The Osé massager, created by a company called Lora DiCarlo, purports to be able to give a hands-free blended orgasm through the use of microrobotics designed to mimic the movements of a human partner. Even those of you who currently have a death grip on your pearls have to admit its a fascinating use of robotics, and I’m sure there’s at least one of you leaning closer to your screen with a hand on your chin saying, “tell me more.”
The Osé was up for, and apparently granted, a CES Innovation Award in the robotics category. Yet CES didn’t allow the company to keep the award, despite it presumably going through whatever pre-award vetting process is in place. According to Lora DiCarlo, a month after the award was given, it received a message saying the award was being withdrawn and the company wouldn’t be allowed to exhibit at CES.
The company says the Consumer Technology Association (CTA), the organization behind CES, cited a certain rule saying “Entries deemed by CTA in their sole discretion to be immoral, obscene, indecent, profane or not in keeping with CTA’s image will be disqualified.”
“Immoral?” “Obscene?” Speaking in my capacity as a red-blooded woman, I feel mildly insulted. But even disregarding that, it seems a bit inconsistent with CES’s past (and current) relationship with sex toys and similar products.
When we reached out to the CTA, we were told: “The product does not fit into any of our existing product categories and should not have been accepted for the Innovation Awards Program. CTA has communicated this position to Lora DiCarlo.

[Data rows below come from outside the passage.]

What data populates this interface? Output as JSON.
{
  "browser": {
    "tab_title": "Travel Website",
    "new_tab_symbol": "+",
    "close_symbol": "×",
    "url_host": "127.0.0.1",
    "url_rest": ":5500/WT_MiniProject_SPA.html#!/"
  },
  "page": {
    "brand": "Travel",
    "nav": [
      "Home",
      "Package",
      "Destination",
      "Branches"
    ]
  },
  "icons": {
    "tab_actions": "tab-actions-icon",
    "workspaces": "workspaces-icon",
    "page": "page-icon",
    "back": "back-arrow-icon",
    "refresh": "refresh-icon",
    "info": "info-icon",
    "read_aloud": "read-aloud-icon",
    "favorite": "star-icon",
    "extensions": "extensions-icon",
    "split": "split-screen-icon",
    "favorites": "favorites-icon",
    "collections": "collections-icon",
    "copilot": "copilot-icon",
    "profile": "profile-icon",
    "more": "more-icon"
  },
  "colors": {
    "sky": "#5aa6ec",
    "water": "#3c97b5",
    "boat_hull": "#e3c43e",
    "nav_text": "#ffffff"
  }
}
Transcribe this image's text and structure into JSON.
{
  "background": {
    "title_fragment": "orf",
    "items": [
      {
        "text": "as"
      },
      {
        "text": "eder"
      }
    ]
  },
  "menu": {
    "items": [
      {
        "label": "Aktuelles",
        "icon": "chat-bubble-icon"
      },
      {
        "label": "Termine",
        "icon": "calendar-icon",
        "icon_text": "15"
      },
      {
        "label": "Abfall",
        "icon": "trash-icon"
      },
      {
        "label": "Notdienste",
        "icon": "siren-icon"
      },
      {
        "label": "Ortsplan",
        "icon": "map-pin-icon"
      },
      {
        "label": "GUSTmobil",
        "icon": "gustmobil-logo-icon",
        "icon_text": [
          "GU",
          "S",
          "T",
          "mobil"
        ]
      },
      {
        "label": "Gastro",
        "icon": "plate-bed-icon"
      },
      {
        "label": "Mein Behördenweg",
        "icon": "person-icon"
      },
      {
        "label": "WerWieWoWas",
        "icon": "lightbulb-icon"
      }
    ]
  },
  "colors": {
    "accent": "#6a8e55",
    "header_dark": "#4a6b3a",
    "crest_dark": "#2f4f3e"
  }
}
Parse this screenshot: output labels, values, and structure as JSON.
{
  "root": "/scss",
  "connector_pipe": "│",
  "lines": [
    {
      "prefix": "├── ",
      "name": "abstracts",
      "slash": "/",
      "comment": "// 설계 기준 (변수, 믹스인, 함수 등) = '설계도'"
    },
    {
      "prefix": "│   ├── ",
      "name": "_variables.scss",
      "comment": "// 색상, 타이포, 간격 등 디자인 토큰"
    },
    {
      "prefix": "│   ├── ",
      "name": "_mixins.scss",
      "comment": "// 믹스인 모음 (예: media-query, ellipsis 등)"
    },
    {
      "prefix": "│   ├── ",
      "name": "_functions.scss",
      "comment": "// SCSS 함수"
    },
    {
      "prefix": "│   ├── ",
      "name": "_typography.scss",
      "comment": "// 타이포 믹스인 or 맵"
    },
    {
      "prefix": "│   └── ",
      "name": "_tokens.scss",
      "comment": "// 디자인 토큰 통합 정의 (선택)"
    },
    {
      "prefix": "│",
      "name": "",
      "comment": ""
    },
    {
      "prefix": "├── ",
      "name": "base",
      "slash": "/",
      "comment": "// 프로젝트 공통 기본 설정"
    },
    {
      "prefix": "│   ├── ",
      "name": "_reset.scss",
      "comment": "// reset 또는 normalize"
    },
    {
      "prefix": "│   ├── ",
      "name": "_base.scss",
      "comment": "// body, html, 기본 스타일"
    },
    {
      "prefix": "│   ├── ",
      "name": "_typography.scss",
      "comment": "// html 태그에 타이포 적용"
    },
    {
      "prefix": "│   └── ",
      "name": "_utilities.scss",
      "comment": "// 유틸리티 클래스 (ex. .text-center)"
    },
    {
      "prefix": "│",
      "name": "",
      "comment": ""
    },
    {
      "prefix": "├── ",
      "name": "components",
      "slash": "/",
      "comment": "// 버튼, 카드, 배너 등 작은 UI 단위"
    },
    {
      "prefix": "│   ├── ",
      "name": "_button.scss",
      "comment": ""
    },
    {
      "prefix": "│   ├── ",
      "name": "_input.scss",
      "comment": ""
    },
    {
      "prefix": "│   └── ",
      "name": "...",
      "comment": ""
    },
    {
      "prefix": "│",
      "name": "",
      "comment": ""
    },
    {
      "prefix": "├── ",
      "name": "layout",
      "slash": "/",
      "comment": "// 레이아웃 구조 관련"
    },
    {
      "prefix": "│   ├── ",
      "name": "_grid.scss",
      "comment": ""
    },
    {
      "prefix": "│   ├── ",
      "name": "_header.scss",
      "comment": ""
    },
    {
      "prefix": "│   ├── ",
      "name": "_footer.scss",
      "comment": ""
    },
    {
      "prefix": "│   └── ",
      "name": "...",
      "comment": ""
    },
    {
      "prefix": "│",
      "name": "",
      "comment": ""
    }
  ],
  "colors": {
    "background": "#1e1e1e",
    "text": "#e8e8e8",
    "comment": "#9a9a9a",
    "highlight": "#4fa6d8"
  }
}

We have apologized to the company for our mistake.” But this is far from the first sex toy or instrument of pleasure shown on the floor at CES, meaning the protestation rings just a bit hollow.
As Buzzfeed pointed out, the show has opened its doors to sex products in the past, even honoring another toy in 2016 with the same award it rescinded from the Osé. Just last year, a company called ARTGASM displayed an art gallery based around the orgasms of users — via the medium of a vibrator, no less. So clearly sex products are welcome on the floor of CES, but they aren’t eligible for innovation awards (this year)?
Lora DiCarlo CEO Lora Haddock claimed this was part of a larger underlying issue with CES and its attitude towards female-based products and companies, pointing out the show regularly hosts sessions of VR pornography which male attendees can make use of in public. She asks, in an open letter to the CTA, “Why is CES threatened by empowered women and the products that empower them?”
We’ve reached out to Lora DiCarlo for more information and will update this story if we receive comment.